→ **Problem description**: Which lines of the entries contain the string "heading"? Copy each of them.

START Given data

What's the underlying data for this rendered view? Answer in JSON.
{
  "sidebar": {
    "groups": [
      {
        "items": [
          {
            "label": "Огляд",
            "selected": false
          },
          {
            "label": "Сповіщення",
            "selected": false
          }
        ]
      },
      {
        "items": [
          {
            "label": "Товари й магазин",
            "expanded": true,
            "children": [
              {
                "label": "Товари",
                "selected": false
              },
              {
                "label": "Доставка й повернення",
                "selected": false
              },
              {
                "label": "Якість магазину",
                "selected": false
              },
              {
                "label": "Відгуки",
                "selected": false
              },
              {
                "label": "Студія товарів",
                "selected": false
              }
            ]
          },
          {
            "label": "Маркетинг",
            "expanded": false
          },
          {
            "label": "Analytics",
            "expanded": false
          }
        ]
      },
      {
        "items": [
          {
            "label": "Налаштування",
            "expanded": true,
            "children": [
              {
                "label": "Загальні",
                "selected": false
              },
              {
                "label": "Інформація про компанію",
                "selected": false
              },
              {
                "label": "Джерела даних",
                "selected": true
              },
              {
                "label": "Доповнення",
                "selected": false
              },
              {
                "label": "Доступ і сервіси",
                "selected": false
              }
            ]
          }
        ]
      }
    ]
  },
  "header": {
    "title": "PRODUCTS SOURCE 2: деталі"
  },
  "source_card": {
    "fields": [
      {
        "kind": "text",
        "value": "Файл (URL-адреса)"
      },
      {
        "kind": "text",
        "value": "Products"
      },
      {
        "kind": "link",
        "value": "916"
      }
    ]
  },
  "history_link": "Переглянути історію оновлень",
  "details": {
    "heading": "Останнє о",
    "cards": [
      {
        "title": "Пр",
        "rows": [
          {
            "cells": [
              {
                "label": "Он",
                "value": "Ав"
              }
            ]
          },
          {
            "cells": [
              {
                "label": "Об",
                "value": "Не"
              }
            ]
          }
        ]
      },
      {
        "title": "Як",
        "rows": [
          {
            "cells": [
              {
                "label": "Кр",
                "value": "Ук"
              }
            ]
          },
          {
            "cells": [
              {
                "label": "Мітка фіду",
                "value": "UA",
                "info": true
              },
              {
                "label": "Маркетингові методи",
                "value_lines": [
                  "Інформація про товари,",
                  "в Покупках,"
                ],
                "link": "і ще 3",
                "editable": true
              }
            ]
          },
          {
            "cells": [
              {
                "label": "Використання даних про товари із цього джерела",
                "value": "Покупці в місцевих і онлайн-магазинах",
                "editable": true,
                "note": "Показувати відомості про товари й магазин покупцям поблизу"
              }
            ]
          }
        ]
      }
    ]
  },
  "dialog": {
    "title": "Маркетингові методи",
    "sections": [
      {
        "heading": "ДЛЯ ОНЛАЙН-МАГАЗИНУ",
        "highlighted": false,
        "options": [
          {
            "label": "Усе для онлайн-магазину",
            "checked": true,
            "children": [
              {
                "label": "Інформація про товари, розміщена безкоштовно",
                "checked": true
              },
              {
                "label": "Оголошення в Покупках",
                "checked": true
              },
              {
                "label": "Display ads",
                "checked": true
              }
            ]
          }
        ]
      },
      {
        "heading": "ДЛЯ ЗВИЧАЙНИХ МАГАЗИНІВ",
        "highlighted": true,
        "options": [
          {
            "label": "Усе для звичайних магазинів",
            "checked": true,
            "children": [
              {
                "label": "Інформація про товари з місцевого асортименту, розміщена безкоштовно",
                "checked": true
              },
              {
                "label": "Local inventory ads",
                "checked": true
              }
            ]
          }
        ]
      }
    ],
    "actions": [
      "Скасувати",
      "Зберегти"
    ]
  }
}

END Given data

→ **Exercise result**:
    "heading": "Останнє о",
        "heading": "ДЛЯ ОНЛАЙН-МАГАЗИНУ",
        "heading": "ДЛЯ ЗВИЧАЙНИХ МАГАЗИНІВ",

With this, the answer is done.